* *

Online sources

* Vasyl Balushok, ''"How Rusyns Became Ukrainians"'', Zerkalo Nedeli (''the Mirror Weekly''), July 2005. Availabl
in Russian
in Ukrainian
* Vasyl Balushok, ''"When was the Ukrainian nation born?"'', Zerkalo Nedeli (''the Mirror Weekly''), April 23 – May 6, 2005. Availabl
in Russian
in Ukrainian
* Dmytro Kyianskyi, ''"We are more "Russian" then they are: history without myths and sensationalism"'', Zerkalo Nedeli (''the Mirror Weekly''), January 27 – February 2, 2001. Availabl
in Russian
in Ukrainian
* Oleg Chirkov, ''"External migration – the main reason for the presence of a non-Ukrainian ethnic population in contemporary Ukraine"''. Zerkalo Nedeli (''the Mirror Weekly''), January 26 – February 1, 2002. Availabl
in Russian
in Ukrainian
* Halyna Lozko, ''"Ukrainian ethnology.

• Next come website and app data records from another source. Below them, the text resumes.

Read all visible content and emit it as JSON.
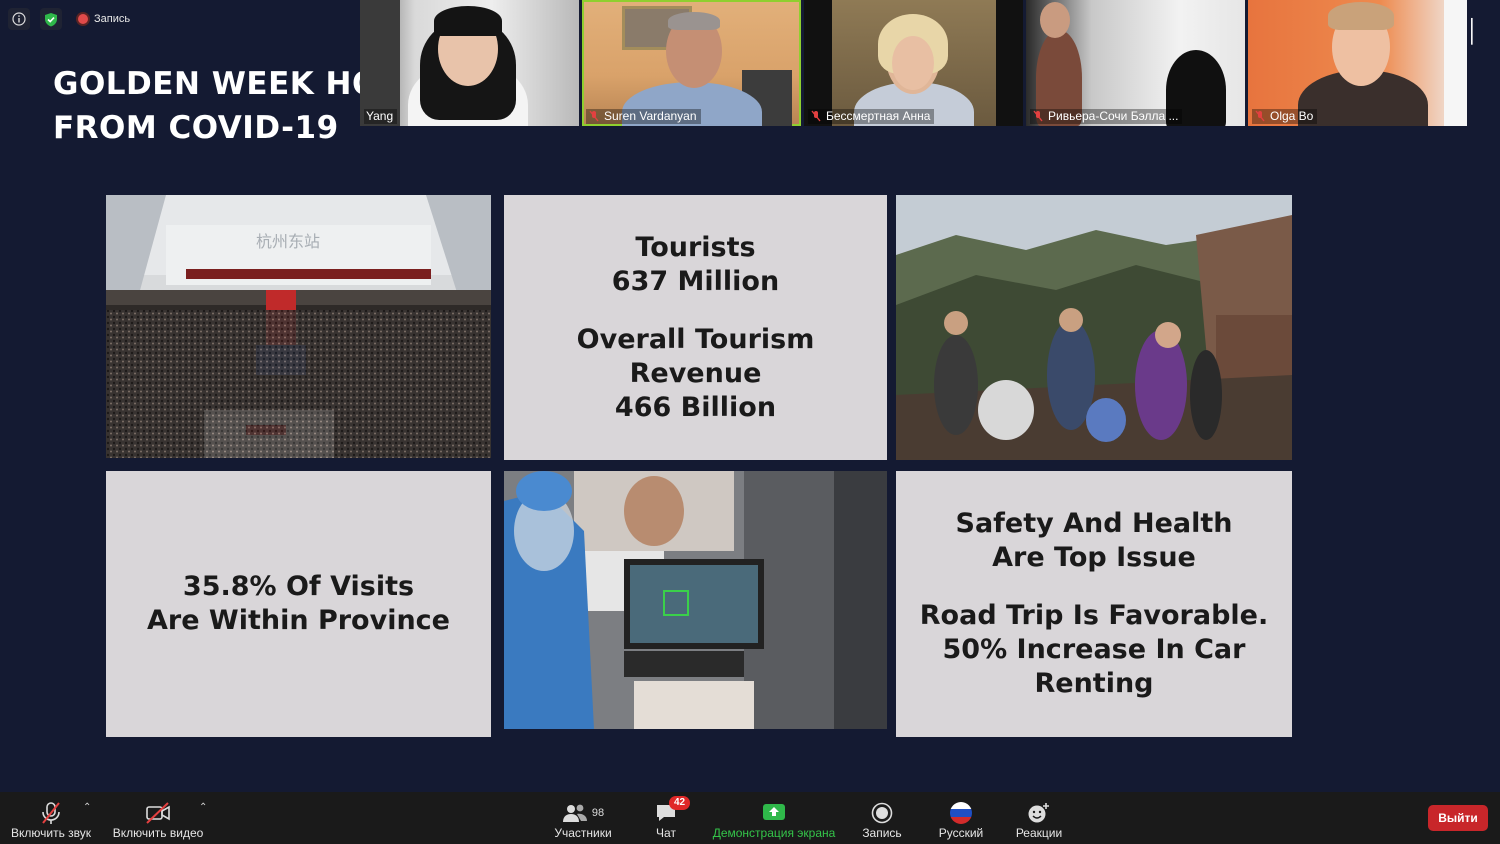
{
  "top_status": {
    "record_label": "Запись"
  },
  "slide": {
    "title_line1": "GOLDEN WEEK HO",
    "title_line2": "FROM COVID-19",
    "cell_tourists": {
      "line1": "Tourists",
      "line2": "637 Million",
      "line3": "Overall Tourism",
      "line4": "Revenue",
      "line5": "466 Billion"
    },
    "cell_visits": {
      "line1": "35.8% Of Visits",
      "line2": "Are Within Province"
    },
    "cell_safety": {
      "line1": "Safety And Health",
      "line2": "Are Top Issue",
      "line3": "Road Trip Is Favorable.",
      "line4": "50% Increase In Car Renting"
    },
    "photo_station_sign": "杭州东站"
  },
  "participants": [
    {
      "name": "Yang",
      "muted": false
    },
    {
      "name": "Suren Vardanyan",
      "muted": true,
      "active": true
    },
    {
      "name": "Бессмертная Анна",
      "muted": true
    },
    {
      "name": "Ривьера-Сочи Бэлла ...",
      "muted": true
    },
    {
      "name": "Olga Bo",
      "muted": true
    }
  ],
  "toolbar": {
    "unmute_label": "Включить звук",
    "video_label": "Включить видео",
    "participants_label": "Участники",
    "participants_count": "98",
    "chat_label": "Чат",
    "chat_badge": "42",
    "share_label": "Демонстрация экрана",
    "record_label": "Запись",
    "language_label": "Русский",
    "reactions_label": "Реакции",
    "leave_label": "Выйти"
  },
  "colors": {
    "background": "#141a32",
    "text_cell": "#d9d6d9",
    "share_green": "#34c449",
    "leave_red": "#c8262a",
    "active_speaker": "#8fcf2f"
  }
}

Ethnographic division of Ukraine"'' Availabl
in Ukrainian

External links

Ukrainian World Congress.

Ukrainian diaspora in Canada and the U.S.

at ''Encyclopedia of Ukraine''
Races of Europe 1942–1943

Hammond's Racial map of Europe, 1919
"National Alumni" 1920, vol.7
Peoples of Europe / Die Voelker Europas 1914

Linguistic Divisions of Europe in 1914

{{Authority control Ethnic groups in Azerbaijan Ethnic groups in Crimea Ethnic groups in Kazakhstan Ethnic groups in Kyrgyzstan Ethnic groups in Poland Ethnic groups in Russia Ethnic groups in Serbia Ethnic groups in Ukraine Ethnic groups in Vojvodina Slavic ethnic groups Ukrainian people, Ukrainian studies Indigenous peoples of Ukraine Ethnic groups divided by international borders